As the use of medical imaging in clinical trials and manufacturing quality assurance continues its rapid increase, orthopaedic device companies face an array of complexities. In many cases, imaging technologies (CT, MRI, PET, x-ray, etc.) can speed the process of proving product efficacy and safety. However, keeping track of the rapidly-changing imaging and image analysis technology landscape can be challenging.

To assist with the imaging components of their work, clinical trial sponsors often turn to imaging core laboratories or central imaging laboratories. These organizations help secure consistent, high-quality imaging data and ensure minimal variability through centralized radiologist image reading and analysis. They also guide sponsors in selecting the best combination of imaging modalities, designing and evaluating appropriate image acquisition protocols, providing study site imaging oversight and compliance and offering quality control and image data management, throughout.

An emerging alternative is use of an imaging contract research organization (ICRO) that employs a combination of imaging, image analysis, biomedical and software engineering expertise along with customizable software for image analysis, data capture and management. Custom-tailored image analysis algorithms can be used in lieu of time and cost-intensive manual processes, reducing guesswork, cost and time associated with preclinical and clinical studies. Particularly adept ICROs can leverage their expertise to translate the quantitative image measurement into valuable 2D and 3D marketing collateral to help study sponsors bridge the gap between product regulatory approval and market adoption. While the following is not an exhaustive list of ICRO critical features, it does provide a strong foundation for evaluating an ICRO to support your next preclinical or clinical study.

Operational Abilities

Some ICROs specialize in a specific therapeutic area, or in support of preclinical vs. clinical studies. On-site vs. off-site access to professional staff (e.g., radiologists and pathologists) to read and provide or validate image analysis outputs is an important consideration, as an on-site staff means the sponsor can expect better access to expertise, better turnaround time and fewer potential logistical concerns. Further, an on-site professional staff gives the ICRO greater control over the quality of the manually scored image data (1). On the other hand, on-site clinical staff can often translate into higher costs and reduced access to a broader range of clinical sub-specialty expertise.

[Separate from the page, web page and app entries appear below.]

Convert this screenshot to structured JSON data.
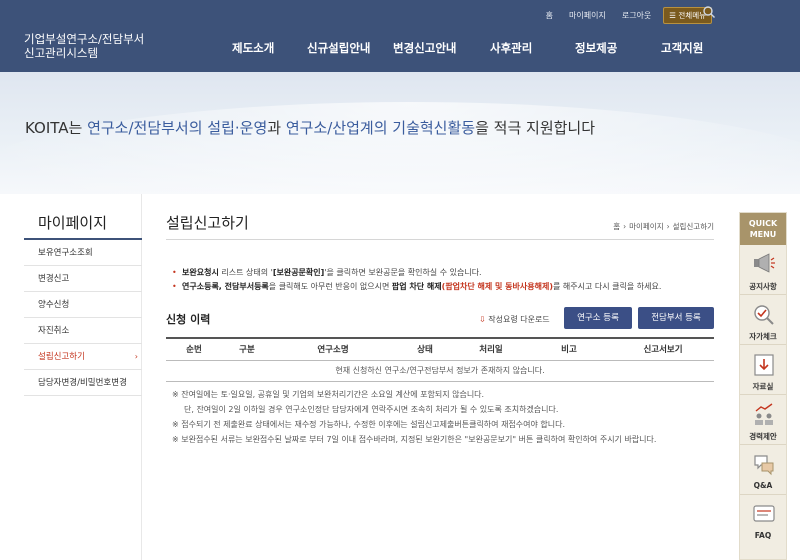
{
  "header": {
    "util": [
      "홈",
      "마이페이지",
      "로그아웃"
    ],
    "allmenu_label": "전체메뉴",
    "logo_line1": "기업부설연구소/전담부서",
    "logo_line2": "신고관리시스템",
    "gnb": [
      "제도소개",
      "신규설립안내",
      "변경신고안내",
      "사후관리",
      "정보제공",
      "고객지원"
    ]
  },
  "banner": {
    "s1": "KOITA는 ",
    "s2": "연구소/전담부서의 설립·운영",
    "s3": "과 ",
    "s4": "연구소/산업계의 기술혁신활동",
    "s5": "을 적극 지원합니다"
  },
  "sidebar": {
    "title": "마이페이지",
    "items": [
      "보유연구소조회",
      "변경신고",
      "양수신청",
      "자진취소",
      "설립신고하기",
      "담당자변경/비밀번호변경"
    ],
    "active_index": 4
  },
  "content": {
    "title": "설립신고하기",
    "breadcrumb": [
      "홈",
      "마이페이지",
      "설립신고하기"
    ],
    "notice1_a": "보완요청시",
    "notice1_b": " 리스트 상태의 '",
    "notice1_c": "[보완공문확인]",
    "notice1_d": "'을 클릭하면 보완공문을 확인하실 수 있습니다.",
    "notice2_a": "연구소등록, 전담부서등록",
    "notice2_b": "을 클릭해도 아무런 반응이 없으시면 ",
    "notice2_c": "팝업 차단 해제",
    "notice2_d": "(팝업차단 해제 및 동바사용해제)",
    "notice2_e": "를 해주시고 다시 클릭을 하세요.",
    "history_title": "신청 이력",
    "guide_download": "작성요령 다운로드",
    "btn_lab": "연구소 등록",
    "btn_dept": "전담부서 등록",
    "table_headers": [
      "순번",
      "구분",
      "연구소명",
      "상태",
      "처리일",
      "비고",
      "신고서보기"
    ],
    "table_empty": "현재 신청하신 연구소/연구전담부서 정보가 존재하지 않습니다.",
    "footnotes": [
      "※ 잔여일에는 토·일요일, 공휴일 및 기업의 보완처리기간은 소요일 계산에 포함되지 않습니다.",
      "단, 잔여일이 2일 이하일 경우 연구소인정단 담당자에게 연락주시면 조속히 처리가 될 수 있도록 조치하겠습니다.",
      "※ 접수되기 전 제출완료 상태에서는 재수정 가능하나, 수정한 이후에는 설립신고제출버튼클릭하여 재접수여야 합니다.",
      "※ 보완접수된 서류는 보완접수된 날짜로 부터 7일 이내 접수바라며, 지정된 보완기한은 \"보완공문보기\" 버튼 클릭하여 확인하여 주시기 바랍니다."
    ]
  },
  "quick_menu": {
    "head1": "QUICK",
    "head2": "MENU",
    "items": [
      {
        "label": "공지사항",
        "icon": "megaphone-icon"
      },
      {
        "label": "자가체크",
        "icon": "self-check-icon"
      },
      {
        "label": "자료실",
        "icon": "archive-icon"
      },
      {
        "label": "경력제안",
        "icon": "career-icon"
      },
      {
        "label": "Q&A",
        "icon": "qa-icon"
      },
      {
        "label": "FAQ",
        "icon": "faq-icon"
      }
    ]
  },
  "colors": {
    "header_bg": "#3d5279",
    "accent_red": "#c4361f",
    "button_blue": "#3b4f86",
    "quick_head": "#a8946a"
  }
}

One often overlooked aspect of an ICRO’s operational prowess is its ability (and willingness) to provide image acquisition and data management support and expertise to researchers, clinicians and technicians at remote study sites to optimize and standardize imaging equipment and protocols across multiple sites. Since clinical 3D imaging modalities have such low resolutions (relative to modalities like Micro-CT), an ICRO’s ability to help technicians fine-tune and optimize a CT or MRI scanner can mean the difference between “okay” and exceptional data. Given the inter-vendor and inter-model variability and complexity for a given imaging modality, it’s easy to see how resulting study data variability can become quite large if not dealt with prior to study initiation. Finally, as a result of the inherent differences in preclinical and clinical imaging modalities (e.g., resolution, image acquisition time, field-of-view, radiation dose, etc.), an ICRO with expertise in both can add a great deal of value by helping a sponsor successfully translate preclinical product efficacy outcomes into clinically relevant clinical trial efficacy end point measurements.